All records that follow are to be restated exactly.
***** MATERIAL SHOWN *****
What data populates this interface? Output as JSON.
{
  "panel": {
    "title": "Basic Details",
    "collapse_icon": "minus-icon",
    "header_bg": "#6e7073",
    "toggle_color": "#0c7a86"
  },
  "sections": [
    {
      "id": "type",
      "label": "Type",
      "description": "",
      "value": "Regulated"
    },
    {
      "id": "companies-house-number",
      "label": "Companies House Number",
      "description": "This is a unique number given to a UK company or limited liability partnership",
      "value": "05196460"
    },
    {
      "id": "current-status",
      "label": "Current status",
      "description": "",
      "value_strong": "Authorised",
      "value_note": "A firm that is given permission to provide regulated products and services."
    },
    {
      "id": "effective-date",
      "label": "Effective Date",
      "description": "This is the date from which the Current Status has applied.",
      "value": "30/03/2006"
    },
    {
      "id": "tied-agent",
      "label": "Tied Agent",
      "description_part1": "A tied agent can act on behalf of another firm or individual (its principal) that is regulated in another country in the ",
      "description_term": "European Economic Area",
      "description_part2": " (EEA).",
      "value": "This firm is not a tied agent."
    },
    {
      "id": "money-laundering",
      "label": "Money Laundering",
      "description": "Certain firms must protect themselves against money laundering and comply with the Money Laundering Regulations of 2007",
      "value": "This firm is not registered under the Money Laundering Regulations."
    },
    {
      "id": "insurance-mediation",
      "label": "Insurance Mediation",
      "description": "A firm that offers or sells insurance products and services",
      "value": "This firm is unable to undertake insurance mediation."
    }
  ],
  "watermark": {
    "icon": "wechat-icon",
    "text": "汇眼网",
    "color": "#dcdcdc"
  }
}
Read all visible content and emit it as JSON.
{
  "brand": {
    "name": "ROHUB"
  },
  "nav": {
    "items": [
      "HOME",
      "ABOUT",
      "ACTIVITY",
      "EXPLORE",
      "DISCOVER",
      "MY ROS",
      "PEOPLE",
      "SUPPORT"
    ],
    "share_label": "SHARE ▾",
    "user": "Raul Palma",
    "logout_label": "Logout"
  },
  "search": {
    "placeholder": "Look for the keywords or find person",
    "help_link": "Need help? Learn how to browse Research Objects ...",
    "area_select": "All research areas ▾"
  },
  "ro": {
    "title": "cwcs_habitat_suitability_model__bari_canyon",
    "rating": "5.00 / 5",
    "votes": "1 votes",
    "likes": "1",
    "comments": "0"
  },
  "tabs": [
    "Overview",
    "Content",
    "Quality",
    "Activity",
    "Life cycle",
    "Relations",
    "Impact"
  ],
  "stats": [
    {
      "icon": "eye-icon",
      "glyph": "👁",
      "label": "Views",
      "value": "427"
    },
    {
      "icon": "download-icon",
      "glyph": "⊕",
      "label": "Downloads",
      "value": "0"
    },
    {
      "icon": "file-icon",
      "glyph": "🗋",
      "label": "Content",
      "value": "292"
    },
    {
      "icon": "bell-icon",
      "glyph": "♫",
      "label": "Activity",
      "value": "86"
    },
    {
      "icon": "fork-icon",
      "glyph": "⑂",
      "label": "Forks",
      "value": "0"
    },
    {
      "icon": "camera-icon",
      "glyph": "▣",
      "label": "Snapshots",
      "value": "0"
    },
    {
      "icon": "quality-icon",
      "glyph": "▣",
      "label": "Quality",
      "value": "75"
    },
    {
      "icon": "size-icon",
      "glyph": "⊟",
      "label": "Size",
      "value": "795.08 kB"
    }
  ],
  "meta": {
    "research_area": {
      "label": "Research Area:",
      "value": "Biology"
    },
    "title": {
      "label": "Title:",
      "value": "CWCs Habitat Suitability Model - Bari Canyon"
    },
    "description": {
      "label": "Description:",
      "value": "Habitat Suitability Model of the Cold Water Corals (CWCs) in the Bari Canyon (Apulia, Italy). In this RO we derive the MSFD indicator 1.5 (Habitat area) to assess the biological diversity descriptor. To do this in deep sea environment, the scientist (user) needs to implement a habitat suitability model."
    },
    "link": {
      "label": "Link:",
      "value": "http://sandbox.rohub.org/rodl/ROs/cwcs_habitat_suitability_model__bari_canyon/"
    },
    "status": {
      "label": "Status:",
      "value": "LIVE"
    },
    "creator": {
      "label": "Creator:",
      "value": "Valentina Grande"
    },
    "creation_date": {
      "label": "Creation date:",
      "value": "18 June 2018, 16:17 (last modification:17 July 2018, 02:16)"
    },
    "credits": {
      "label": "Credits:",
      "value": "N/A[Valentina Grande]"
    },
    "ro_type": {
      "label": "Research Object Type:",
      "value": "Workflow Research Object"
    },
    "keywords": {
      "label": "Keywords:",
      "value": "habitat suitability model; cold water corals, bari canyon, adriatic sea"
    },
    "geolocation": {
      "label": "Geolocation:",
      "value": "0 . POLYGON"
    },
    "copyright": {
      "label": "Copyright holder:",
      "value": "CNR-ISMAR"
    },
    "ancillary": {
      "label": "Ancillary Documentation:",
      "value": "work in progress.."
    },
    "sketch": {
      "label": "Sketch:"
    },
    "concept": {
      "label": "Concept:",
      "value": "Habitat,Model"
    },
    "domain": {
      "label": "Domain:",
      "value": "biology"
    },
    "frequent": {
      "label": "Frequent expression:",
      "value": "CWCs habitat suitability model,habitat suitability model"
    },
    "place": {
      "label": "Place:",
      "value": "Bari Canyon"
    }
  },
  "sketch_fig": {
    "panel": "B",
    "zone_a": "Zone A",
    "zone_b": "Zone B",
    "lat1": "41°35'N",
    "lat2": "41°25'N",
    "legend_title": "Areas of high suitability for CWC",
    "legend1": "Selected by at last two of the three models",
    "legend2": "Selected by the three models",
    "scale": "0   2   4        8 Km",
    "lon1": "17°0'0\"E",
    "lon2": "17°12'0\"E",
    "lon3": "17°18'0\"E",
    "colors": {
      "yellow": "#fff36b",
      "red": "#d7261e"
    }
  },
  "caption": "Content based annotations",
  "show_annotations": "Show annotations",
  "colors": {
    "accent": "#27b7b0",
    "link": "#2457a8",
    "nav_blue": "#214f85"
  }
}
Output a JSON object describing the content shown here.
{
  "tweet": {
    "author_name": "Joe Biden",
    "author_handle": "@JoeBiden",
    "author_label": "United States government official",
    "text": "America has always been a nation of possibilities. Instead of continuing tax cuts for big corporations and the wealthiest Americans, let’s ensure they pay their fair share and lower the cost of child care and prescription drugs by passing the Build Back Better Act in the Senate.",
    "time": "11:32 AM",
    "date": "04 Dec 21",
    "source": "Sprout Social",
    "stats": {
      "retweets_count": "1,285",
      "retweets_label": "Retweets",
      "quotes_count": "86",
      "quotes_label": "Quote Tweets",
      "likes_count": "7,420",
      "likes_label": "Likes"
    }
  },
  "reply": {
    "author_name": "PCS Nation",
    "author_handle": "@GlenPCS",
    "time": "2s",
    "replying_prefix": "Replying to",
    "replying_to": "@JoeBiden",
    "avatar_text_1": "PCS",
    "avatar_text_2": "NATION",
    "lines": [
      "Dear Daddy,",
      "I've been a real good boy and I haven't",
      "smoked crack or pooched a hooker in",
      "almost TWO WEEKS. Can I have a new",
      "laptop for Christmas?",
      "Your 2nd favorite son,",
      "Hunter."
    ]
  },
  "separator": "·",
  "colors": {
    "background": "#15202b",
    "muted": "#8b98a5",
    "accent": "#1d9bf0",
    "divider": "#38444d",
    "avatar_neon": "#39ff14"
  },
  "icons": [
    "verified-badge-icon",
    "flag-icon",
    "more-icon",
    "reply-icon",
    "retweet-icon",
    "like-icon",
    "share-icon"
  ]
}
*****
* [EXERCISE RESULT]:
What data populates this interface? Output as JSON.
{
  "panel": {
    "title": "Basic Details",
    "collapse_icon": "minus-icon",
    "header_bg": "#6e7073",
    "toggle_color": "#0c7a86"
  },
  "sections": [
    {
      "id": "type",
      "label": "Type",
      "description": "",
      "value": "Regulated"
    },
    {
      "id": "companies-house-number",
      "label": "Companies House Number",
      "description": "This is a unique number given to a UK company or limited liability partnership",
      "value": "05196460"
    },
    {
      "id": "current-status",
      "label": "Current status",
      "description": "",
      "value_strong": "Authorised",
      "value_note": "A firm that is given permission to provide regulated products and services."
    },
    {
      "id": "effective-date",
      "label": "Effective Date",
      "description": "This is the date from which the Current Status has applied.",
      "value": "30/03/2006"
    },
    {
      "id": "tied-agent",
      "label": "Tied Agent",
      "description_part1": "A tied agent can act on behalf of another firm or individual (its principal) that is regulated in another country in the ",
      "description_term": "European Economic Area",
      "description_part2": " (EEA).",
      "value": "This firm is not a tied agent."
    },
    {
      "id": "money-laundering",
      "label": "Money Laundering",
      "description": "Certain firms must protect themselves against money laundering and comply with the Money Laundering Regulations of 2007",
      "value": "This firm is not registered under the Money Laundering Regulations."
    },
    {
      "id": "insurance-mediation",
      "label": "Insurance Mediation",
      "description": "A firm that offers or sells insurance products and services",
      "value": "This firm is unable to undertake insurance mediation."
    }
  ],
  "watermark": {
    "icon": "wechat-icon",
    "text": "汇眼网",
    "color": "#dcdcdc"
  }
}
Read all visible content and emit it as JSON.
{
  "brand": {
    "name": "ROHUB"
  },
  "nav": {
    "items": [
      "HOME",
      "ABOUT",
      "ACTIVITY",
      "EXPLORE",
      "DISCOVER",
      "MY ROS",
      "PEOPLE",
      "SUPPORT"
    ],
    "share_label": "SHARE ▾",
    "user": "Raul Palma",
    "logout_label": "Logout"
  },
  "search": {
    "placeholder": "Look for the keywords or find person",
    "help_link": "Need help? Learn how to browse Research Objects ...",
    "area_select": "All research areas ▾"
  },
  "ro": {
    "title": "cwcs_habitat_suitability_model__bari_canyon",
    "rating": "5.00 / 5",
    "votes": "1 votes",
    "likes": "1",
    "comments": "0"
  },
  "tabs": [
    "Overview",
    "Content",
    "Quality",
    "Activity",
    "Life cycle",
    "Relations",
    "Impact"
  ],
  "stats": [
    {
      "icon": "eye-icon",
      "glyph": "👁",
      "label": "Views",
      "value": "427"
    },
    {
      "icon": "download-icon",
      "glyph": "⊕",
      "label": "Downloads",
      "value": "0"
    },
    {
      "icon": "file-icon",
      "glyph": "🗋",
      "label": "Content",
      "value": "292"
    },
    {
      "icon": "bell-icon",
      "glyph": "♫",
      "label": "Activity",
      "value": "86"
    },
    {
      "icon": "fork-icon",
      "glyph": "⑂",
      "label": "Forks",
      "value": "0"
    },
    {
      "icon": "camera-icon",
      "glyph": "▣",
      "label": "Snapshots",
      "value": "0"
    },
    {
      "icon": "quality-icon",
      "glyph": "▣",
      "label": "Quality",
      "value": "75"
    },
    {
      "icon": "size-icon",
      "glyph": "⊟",
      "label": "Size",
      "value": "795.08 kB"
    }
  ],
  "meta": {
    "research_area": {
      "label": "Research Area:",
      "value": "Biology"
    },
    "title": {
      "label": "Title:",
      "value": "CWCs Habitat Suitability Model - Bari Canyon"
    },
    "description": {
      "label": "Description:",
      "value": "Habitat Suitability Model of the Cold Water Corals (CWCs) in the Bari Canyon (Apulia, Italy). In this RO we derive the MSFD indicator 1.5 (Habitat area) to assess the biological diversity descriptor. To do this in deep sea environment, the scientist (user) needs to implement a habitat suitability model."
    },
    "link": {
      "label": "Link:",
      "value": "http://sandbox.rohub.org/rodl/ROs/cwcs_habitat_suitability_model__bari_canyon/"
    },
    "status": {
      "label": "Status:",
      "value": "LIVE"
    },
    "creator": {
      "label": "Creator:",
      "value": "Valentina Grande"
    },
    "creation_date": {
      "label": "Creation date:",
      "value": "18 June 2018, 16:17 (last modification:17 July 2018, 02:16)"
    },
    "credits": {
      "label": "Credits:",
      "value": "N/A[Valentina Grande]"
    },
    "ro_type": {
      "label": "Research Object Type:",
      "value": "Workflow Research Object"
    },
    "keywords": {
      "label": "Keywords:",
      "value": "habitat suitability model; cold water corals, bari canyon, adriatic sea"
    },
    "geolocation": {
      "label": "Geolocation:",
      "value": "0 . POLYGON"
    },
    "copyright": {
      "label": "Copyright holder:",
      "value": "CNR-ISMAR"
    },
    "ancillary": {
      "label": "Ancillary Documentation:",
      "value": "work in progress.."
    },
    "sketch": {
      "label": "Sketch:"
    },
    "concept": {
      "label": "Concept:",
      "value": "Habitat,Model"
    },
    "domain": {
      "label": "Domain:",
      "value": "biology"
    },
    "frequent": {
      "label": "Frequent expression:",
      "value": "CWCs habitat suitability model,habitat suitability model"
    },
    "place": {
      "label": "Place:",
      "value": "Bari Canyon"
    }
  },
  "sketch_fig": {
    "panel": "B",
    "zone_a": "Zone A",
    "zone_b": "Zone B",
    "lat1": "41°35'N",
    "lat2": "41°25'N",
    "legend_title": "Areas of high suitability for CWC",
    "legend1": "Selected by at last two of the three models",
    "legend2": "Selected by the three models",
    "scale": "0   2   4        8 Km",
    "lon1": "17°0'0\"E",
    "lon2": "17°12'0\"E",
    "lon3": "17°18'0\"E",
    "colors": {
      "yellow": "#fff36b",
      "red": "#d7261e"
    }
  },
  "caption": "Content based annotations",
  "show_annotations": "Show annotations",
  "colors": {
    "accent": "#27b7b0",
    "link": "#2457a8",
    "nav_blue": "#214f85"
  }
}
Output a JSON object describing the content shown here.
{
  "tweet": {
    "author_name": "Joe Biden",
    "author_handle": "@JoeBiden",
    "author_label": "United States government official",
    "text": "America has always been a nation of possibilities. Instead of continuing tax cuts for big corporations and the wealthiest Americans, let’s ensure they pay their fair share and lower the cost of child care and prescription drugs by passing the Build Back Better Act in the Senate.",
    "time": "11:32 AM",
    "date": "04 Dec 21",
    "source": "Sprout Social",
    "stats": {
      "retweets_count": "1,285",
      "retweets_label": "Retweets",
      "quotes_count": "86",
      "quotes_label": "Quote Tweets",
      "likes_count": "7,420",
      "likes_label": "Likes"
    }
  },
  "reply": {
    "author_name": "PCS Nation",
    "author_handle": "@GlenPCS",
    "time": "2s",
    "replying_prefix": "Replying to",
    "replying_to": "@JoeBiden",
    "avatar_text_1": "PCS",
    "avatar_text_2": "NATION",
    "lines": [
      "Dear Daddy,",
      "I've been a real good boy and I haven't",
      "smoked crack or pooched a hooker in",
      "almost TWO WEEKS. Can I have a new",
      "laptop for Christmas?",
      "Your 2nd favorite son,",
      "Hunter."
    ]
  },
  "separator": "·",
  "colors": {
    "background": "#15202b",
    "muted": "#8b98a5",
    "accent": "#1d9bf0",
    "divider": "#38444d",
    "avatar_neon": "#39ff14"
  },
  "icons": [
    "verified-badge-icon",
    "flag-icon",
    "more-icon",
    "reply-icon",
    "retweet-icon",
    "like-icon",
    "share-icon"
  ]
}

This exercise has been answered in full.